FILE - New Hampshire State Capitol

The New Hampshire State Capitol in Concord, New Hampshire.  

New Hampshire is currently one of nine states that does not tax capital gains. A bill before the state’s General Court would add such a levy as part of a tax reform and education financing initiative.

Critics called the measure a jobs killer.

The House Finance Committee will hold its second work session Wednesday afternoon on House Bill 686. The committee received the bill after the House passed the measure 199-143 on Feb. 28, the last day for the chamber to act on legislation needing a second committee to review.

State Rep. Dick Ames, one of 10 Democratic sponsors of the bill, said during a House debate on the bill last month that adding a 5 percent capital gains tax would generate between $95 million and $150 million in state revenue based on current economic conditions.

In addition to the capital gains tax, the bill bumps personal tax exemptions from $2,400 to $5,000. Married senior couples would see their exemptions rise from $7,200 to $25,000. It also reduces the state’s property tax rate by 25 percent.

Even with the cuts, the revenue would help the state raise per pupil spending from $3,708.78 to $4,500 for the 2020 fiscal year. Funding for free-and-reduced lunch and special education programs also would increase.

Ames, a Jaffrey Democrat who is the vice chairman of the House Ways and Means Committee, said the bill addresses inequities in the state’s tax code and educational funding, noting that 80 percent of the revenue would come from taxpayers making more than $200,000 annually.

“Currently, the burden placed by New Hampshire taxation, state and local, on those with very low incomes as a proportion of their income is about four times greater than the tax burden borne by those with very high incomes,” Ames said.

Republican lawmakers countered that the bill unfairly targets job creators. They argued that New Hampshire's status as a state that eschews a capital gains tax has led to its economic success.

State Rep. Patrick Abrami, R-Rockingham, recalled his brother created a business, only to see it fail, and it ended up costing him his house, which he used for collateral. If the government wasn’t going to provide a safety net to people to protect their investment, then why should it profit when a business succeeds, he asked.

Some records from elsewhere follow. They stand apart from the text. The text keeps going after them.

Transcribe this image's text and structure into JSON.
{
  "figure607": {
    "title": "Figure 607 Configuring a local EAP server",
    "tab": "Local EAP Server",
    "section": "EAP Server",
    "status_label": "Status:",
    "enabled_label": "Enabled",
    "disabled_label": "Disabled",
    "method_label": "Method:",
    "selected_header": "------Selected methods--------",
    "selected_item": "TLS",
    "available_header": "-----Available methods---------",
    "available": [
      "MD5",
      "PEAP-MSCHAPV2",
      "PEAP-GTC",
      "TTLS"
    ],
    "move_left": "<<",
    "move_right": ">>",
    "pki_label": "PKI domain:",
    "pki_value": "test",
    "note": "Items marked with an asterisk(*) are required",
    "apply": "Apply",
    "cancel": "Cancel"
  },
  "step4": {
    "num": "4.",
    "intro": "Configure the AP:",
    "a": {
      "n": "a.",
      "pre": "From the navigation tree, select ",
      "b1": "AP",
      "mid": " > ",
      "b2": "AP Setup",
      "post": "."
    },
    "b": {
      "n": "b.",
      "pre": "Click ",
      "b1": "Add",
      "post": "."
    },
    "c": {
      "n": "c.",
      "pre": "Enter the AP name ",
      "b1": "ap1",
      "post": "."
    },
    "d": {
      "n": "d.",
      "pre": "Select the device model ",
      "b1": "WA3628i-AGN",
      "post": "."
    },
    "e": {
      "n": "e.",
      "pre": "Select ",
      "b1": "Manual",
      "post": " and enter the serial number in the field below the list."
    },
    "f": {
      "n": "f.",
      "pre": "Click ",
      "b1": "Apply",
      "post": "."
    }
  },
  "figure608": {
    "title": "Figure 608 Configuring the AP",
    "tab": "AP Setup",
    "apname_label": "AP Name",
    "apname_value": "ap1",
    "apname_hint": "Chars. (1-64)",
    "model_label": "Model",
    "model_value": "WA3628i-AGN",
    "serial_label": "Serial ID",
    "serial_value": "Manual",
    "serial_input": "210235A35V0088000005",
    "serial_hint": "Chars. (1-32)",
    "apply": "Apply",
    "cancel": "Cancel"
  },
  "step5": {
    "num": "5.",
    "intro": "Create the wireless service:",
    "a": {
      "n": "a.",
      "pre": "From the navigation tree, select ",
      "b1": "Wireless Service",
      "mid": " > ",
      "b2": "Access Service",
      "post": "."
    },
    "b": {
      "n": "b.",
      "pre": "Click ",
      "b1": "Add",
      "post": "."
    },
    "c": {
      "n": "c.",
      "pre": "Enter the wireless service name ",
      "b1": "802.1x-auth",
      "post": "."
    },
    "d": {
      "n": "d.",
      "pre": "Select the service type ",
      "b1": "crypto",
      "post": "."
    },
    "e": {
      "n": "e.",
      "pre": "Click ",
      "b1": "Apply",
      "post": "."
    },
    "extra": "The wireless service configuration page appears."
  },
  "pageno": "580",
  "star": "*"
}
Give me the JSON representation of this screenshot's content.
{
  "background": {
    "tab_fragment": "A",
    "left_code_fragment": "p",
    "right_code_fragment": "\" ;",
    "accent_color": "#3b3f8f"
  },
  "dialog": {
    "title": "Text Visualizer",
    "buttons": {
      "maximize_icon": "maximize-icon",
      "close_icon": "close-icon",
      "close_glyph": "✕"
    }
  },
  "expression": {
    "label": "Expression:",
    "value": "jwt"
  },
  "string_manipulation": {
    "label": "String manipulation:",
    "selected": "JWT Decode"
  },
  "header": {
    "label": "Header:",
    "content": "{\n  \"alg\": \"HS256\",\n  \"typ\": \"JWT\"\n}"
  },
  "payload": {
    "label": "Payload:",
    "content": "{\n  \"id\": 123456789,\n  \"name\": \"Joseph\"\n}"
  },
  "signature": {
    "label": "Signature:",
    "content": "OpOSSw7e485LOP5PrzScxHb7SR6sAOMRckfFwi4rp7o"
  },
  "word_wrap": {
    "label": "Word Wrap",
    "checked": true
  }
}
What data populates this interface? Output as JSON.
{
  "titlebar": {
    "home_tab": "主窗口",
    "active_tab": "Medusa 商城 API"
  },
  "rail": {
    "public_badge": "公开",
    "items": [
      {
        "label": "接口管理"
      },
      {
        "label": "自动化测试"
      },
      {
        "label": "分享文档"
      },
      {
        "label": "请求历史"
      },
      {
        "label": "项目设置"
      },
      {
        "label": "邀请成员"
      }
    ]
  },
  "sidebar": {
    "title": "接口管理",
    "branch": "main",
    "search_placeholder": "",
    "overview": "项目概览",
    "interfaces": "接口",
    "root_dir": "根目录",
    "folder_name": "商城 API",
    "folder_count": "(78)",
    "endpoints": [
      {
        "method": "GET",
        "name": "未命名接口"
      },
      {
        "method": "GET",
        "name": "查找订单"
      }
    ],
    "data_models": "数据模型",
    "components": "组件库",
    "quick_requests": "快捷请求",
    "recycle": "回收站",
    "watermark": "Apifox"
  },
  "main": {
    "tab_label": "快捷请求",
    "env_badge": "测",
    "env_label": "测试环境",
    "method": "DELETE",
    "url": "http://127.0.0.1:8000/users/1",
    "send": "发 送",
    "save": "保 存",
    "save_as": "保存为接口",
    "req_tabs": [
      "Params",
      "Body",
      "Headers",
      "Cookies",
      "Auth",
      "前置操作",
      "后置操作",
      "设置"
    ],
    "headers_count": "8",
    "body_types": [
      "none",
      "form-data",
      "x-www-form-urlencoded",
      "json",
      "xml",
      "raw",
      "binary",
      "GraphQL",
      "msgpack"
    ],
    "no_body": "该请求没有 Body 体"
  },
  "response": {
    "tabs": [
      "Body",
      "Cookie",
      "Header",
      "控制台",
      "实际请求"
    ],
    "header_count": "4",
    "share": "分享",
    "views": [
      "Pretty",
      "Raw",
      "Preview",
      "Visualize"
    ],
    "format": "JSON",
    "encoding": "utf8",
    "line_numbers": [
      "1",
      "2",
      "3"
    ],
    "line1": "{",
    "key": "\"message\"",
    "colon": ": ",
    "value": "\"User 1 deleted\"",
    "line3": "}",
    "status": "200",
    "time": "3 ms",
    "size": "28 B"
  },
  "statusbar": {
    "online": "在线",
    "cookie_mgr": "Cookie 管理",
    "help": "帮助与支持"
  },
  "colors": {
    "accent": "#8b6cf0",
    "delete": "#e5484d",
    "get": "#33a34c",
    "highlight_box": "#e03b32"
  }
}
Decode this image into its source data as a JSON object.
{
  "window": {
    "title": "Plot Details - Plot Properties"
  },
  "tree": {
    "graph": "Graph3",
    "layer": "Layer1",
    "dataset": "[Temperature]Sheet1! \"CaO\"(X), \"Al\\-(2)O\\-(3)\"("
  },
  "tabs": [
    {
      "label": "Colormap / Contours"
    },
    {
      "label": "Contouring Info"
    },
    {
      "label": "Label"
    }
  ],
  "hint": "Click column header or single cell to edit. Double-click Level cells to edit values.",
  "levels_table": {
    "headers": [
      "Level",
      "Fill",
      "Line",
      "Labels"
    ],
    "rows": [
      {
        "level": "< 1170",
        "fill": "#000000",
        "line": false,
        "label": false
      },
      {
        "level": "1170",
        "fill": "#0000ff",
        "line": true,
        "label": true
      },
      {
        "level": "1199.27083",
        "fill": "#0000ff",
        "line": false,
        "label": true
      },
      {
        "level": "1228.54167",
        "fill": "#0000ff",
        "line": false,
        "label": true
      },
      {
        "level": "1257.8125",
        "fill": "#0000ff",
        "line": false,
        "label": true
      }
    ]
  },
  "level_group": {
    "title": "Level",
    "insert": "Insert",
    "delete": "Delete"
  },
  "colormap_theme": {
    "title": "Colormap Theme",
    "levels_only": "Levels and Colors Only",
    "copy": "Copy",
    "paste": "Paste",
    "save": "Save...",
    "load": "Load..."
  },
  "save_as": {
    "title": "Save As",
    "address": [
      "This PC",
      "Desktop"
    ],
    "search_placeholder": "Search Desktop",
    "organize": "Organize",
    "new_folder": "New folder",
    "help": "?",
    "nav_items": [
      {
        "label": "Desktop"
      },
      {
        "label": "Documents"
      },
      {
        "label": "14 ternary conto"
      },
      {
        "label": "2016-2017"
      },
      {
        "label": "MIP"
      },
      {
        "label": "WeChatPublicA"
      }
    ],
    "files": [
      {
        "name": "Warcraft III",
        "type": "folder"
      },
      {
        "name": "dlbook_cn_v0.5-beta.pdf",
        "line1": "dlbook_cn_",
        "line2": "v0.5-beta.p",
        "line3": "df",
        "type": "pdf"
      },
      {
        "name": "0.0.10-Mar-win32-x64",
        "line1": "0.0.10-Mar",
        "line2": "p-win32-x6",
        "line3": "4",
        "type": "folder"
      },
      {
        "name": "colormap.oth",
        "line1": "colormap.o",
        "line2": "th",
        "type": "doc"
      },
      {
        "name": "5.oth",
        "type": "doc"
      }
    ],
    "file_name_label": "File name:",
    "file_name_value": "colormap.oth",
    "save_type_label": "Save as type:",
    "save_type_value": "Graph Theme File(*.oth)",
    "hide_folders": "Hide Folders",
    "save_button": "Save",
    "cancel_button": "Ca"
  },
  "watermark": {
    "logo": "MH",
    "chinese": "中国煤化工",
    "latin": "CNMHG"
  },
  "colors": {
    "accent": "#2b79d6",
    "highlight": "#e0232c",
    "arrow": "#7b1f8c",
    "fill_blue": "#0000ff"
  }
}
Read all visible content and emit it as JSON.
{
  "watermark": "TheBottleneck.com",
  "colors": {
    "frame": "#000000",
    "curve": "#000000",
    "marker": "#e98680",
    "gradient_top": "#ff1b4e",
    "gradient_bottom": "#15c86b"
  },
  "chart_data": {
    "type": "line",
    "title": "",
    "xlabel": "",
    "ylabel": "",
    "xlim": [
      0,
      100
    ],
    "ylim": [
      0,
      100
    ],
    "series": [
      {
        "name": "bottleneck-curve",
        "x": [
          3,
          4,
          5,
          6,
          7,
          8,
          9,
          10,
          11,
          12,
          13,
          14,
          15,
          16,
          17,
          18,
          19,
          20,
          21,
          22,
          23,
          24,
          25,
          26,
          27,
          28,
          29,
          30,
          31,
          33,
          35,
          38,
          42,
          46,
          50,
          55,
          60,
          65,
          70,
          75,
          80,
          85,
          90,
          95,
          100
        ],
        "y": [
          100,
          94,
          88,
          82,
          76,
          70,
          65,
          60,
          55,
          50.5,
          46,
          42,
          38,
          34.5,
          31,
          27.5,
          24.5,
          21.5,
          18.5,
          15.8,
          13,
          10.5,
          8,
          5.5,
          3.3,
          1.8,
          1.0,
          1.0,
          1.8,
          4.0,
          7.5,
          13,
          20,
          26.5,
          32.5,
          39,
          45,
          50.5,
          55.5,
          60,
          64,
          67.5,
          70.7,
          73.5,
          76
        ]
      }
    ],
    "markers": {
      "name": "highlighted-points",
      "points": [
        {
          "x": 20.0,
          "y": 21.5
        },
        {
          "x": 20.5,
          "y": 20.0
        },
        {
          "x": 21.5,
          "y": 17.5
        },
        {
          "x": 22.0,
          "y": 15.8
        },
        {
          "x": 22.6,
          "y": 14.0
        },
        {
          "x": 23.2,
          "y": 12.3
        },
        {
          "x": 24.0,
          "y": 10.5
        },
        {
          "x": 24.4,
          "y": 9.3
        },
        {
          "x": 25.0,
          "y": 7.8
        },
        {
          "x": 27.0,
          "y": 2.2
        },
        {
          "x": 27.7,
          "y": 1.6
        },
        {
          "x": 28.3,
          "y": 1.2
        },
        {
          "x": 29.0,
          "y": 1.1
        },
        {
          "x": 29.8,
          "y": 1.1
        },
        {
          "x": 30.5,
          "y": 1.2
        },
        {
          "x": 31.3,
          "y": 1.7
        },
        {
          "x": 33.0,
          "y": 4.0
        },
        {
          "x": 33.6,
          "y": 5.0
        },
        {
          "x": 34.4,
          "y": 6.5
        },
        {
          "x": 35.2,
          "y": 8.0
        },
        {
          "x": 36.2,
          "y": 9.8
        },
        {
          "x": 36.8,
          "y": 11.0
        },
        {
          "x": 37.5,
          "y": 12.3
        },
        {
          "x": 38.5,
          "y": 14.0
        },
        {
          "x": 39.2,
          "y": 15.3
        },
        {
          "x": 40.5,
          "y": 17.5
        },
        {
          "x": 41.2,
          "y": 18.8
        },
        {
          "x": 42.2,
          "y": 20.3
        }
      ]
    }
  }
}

“The minority feels this is an attack on business creation and risk taking,” Abrami said. “Those who invest in business can win big and they can lose big. There are no guarantees.”